I think it depends alot sometimes on where you live, but personalities of individual staff play a major part too.

Gwyn

David

David Report 19 Nov 2012 20:53


My younger brother was in agony for a long time needing a replacement hip.
From presenting his symptom he was put on a strong dose of codeine.He became chronically constipated so he was prescribed Fibergel to ease the constipation.At long last he had a replacement hip at Wasnsbeck General Hospital.It became infected and his two week expected stay lasted for two months as he contracted HRSA.He also got an infection in his arm from the drip.

At long last he was dischargedSix weeks later he was diagnosed as having bowel cancer.He's on the mend after three operations.
He asked the consultant why didn't the hospital that did the hip replacement detect the cancer.The reply was they weren't looking for it.

supercrutch

supercrutch Report 19 Nov 2012 21:02

Don't talk to me about hip replacements....check my board name! Butchered nearly 5 years ago and at last I found a surgeon earlier this year who is prepared to correct the gross errors.

David

David Report 19 Nov 2012 21:07


Brother was telling me that the prolonged constipation should have been a potential bowel cancer symptom to a competemt Doctor.

supercrutch

supercrutch Report 19 Nov 2012 21:59

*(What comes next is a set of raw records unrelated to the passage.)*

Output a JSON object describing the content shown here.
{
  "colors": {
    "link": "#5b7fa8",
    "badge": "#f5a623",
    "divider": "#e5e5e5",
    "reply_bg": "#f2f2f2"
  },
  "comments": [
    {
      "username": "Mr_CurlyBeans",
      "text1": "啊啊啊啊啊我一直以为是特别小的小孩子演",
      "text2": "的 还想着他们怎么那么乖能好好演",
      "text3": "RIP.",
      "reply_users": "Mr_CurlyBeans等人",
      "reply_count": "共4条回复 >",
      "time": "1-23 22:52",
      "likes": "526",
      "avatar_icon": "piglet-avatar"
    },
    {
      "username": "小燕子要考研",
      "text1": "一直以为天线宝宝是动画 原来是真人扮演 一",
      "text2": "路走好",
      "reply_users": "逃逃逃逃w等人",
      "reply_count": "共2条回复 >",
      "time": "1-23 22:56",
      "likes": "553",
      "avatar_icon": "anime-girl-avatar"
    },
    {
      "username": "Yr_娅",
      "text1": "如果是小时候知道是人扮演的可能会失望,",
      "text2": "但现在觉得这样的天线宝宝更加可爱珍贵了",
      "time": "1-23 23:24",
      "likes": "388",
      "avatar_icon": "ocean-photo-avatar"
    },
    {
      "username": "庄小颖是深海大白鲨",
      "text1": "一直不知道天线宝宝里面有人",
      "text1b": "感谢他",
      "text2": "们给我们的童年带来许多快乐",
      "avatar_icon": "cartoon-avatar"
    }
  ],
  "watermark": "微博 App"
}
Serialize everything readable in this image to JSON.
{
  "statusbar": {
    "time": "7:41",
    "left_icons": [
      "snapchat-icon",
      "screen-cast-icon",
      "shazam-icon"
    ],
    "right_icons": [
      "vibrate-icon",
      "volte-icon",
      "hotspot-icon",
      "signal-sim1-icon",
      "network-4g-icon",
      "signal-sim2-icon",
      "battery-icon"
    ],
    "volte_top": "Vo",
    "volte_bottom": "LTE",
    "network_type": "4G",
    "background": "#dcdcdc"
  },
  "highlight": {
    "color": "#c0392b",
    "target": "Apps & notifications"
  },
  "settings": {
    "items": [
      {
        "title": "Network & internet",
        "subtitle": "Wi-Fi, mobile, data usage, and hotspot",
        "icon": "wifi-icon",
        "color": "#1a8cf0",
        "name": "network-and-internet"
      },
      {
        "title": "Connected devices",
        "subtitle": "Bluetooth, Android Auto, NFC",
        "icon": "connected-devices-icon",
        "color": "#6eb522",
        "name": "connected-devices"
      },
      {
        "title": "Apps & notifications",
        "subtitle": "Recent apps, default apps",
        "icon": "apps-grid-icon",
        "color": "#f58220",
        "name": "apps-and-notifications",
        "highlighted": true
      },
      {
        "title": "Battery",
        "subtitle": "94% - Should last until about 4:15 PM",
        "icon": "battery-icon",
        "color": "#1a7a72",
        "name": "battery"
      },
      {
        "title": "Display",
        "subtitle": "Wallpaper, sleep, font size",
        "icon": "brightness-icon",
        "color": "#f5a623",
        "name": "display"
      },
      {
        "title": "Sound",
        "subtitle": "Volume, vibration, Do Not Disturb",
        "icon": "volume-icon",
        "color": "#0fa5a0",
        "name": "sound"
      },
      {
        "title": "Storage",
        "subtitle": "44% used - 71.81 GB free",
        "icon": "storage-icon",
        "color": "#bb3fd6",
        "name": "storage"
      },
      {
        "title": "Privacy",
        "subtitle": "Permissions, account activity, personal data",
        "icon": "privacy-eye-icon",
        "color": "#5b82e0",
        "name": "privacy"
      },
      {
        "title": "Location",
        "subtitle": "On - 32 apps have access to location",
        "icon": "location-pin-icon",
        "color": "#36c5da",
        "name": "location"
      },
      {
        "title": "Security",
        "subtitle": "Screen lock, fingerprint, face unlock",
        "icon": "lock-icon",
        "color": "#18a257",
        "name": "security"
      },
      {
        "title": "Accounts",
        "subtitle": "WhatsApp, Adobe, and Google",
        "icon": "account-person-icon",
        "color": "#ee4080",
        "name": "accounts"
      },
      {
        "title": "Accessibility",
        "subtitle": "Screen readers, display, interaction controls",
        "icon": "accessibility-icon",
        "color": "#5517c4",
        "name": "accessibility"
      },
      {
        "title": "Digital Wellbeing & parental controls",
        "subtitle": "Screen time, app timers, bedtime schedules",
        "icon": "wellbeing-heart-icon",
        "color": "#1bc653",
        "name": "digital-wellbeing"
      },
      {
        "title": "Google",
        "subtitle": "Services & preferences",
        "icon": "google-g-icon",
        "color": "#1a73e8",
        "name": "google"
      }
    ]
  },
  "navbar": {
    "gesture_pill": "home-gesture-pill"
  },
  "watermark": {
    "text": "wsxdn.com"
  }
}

Lucky your brother's cancer was found, I wish him good health.

maggiewinchester

maggiewinchester Report 20 Nov 2012 01:41

My mum had one of her faulty heart valves (diagnosed at birth, should have been dead by 9, should never have had children, when she lived beyond 9 - had 4!) operated on aged 79!!
They found 2 faulty valves, but only operated on 1. She's 82 now.

But dad - had his spleen removed - no-one checked for cancer. 5 years later eventually ( they wasted time looking for AIDS - as he'd had a wife when he lived in Nigeria) diagnosed with cancer of the lymph glands. Died aged 68. Same NHS area - different times.

SheilaWestWilts

SheilaWestWilts Report 20 Nov 2012 07:18

We have recently had 3 elderly family members in hospital. My Mum's partner has fared the worst and is still suffering, although no longer in hosp. To my mind, he has had appalling care. My Mum had a hip replacement and was in and out quickly (in the same hospital). She commented that there was a marked difference in the quality of care since her knee operation 3 years ago, i.e. it was worse. Both Mum and partner also had to fight to get operations in the first place - Mum was fobbed off twice until she saw the senior consultant, he immediately put her on the urgent list! Just not joined up..... :-( I assume the thinking is that you'll 'pop off' if told to wait another 6 months.....

David

David Report 20 Nov 2012 07:47



. I assume the thinking is that you'll 'pop off' if told to wait another 6 months.....

That's what iv'e often thought Sheila.
GPs are working to a budget and as good as they are their budget will only stretch so far.

My wife was formerly a nurse at Sanderson Orthopeadic Hospital and St Nicholas Hospital for more than 40 years.

Before retiring she commented many times on the decreased level of hygene on the wards.Cleaners had been paid off and replaced with contract cleaners to save money.

You can go into hospital with a broken hip and die of some disease you cannot pronounce. Progress?

*** Mummo ***

*** Mummo *** Report 20 Nov 2012 08:49

My mum was in hospital when she broke her hip and she also had bowel cancer, went into visit her one day and she told me she was in awful pain so l asked her if she had had her morphin and she said no, when l went to ask the nurse why she hadn't had her pain relief her reply was .........she didn't ask for any !!!!!!! :-|

George

George Report 20 Nov 2012 11:02

Well, all I can say is my experiences with the NHS service has been brilliant, and don't forget its FREE unlike most other countries.

George

~~ Jules in Wiltshire~~

~~ Jules in Wiltshire~~ Report 20 Nov 2012 16:16

I think the heath services is going down hill and im only 46 and have experienced this....Been left alone for hrs in pain and when you ask for something they say they will get you something and then forget about you....I know they are busy but it's their job...
I'm going for an op on 11th Dec as a day patient, got to be there at midday and told I should be home by late teatime!!

Jules x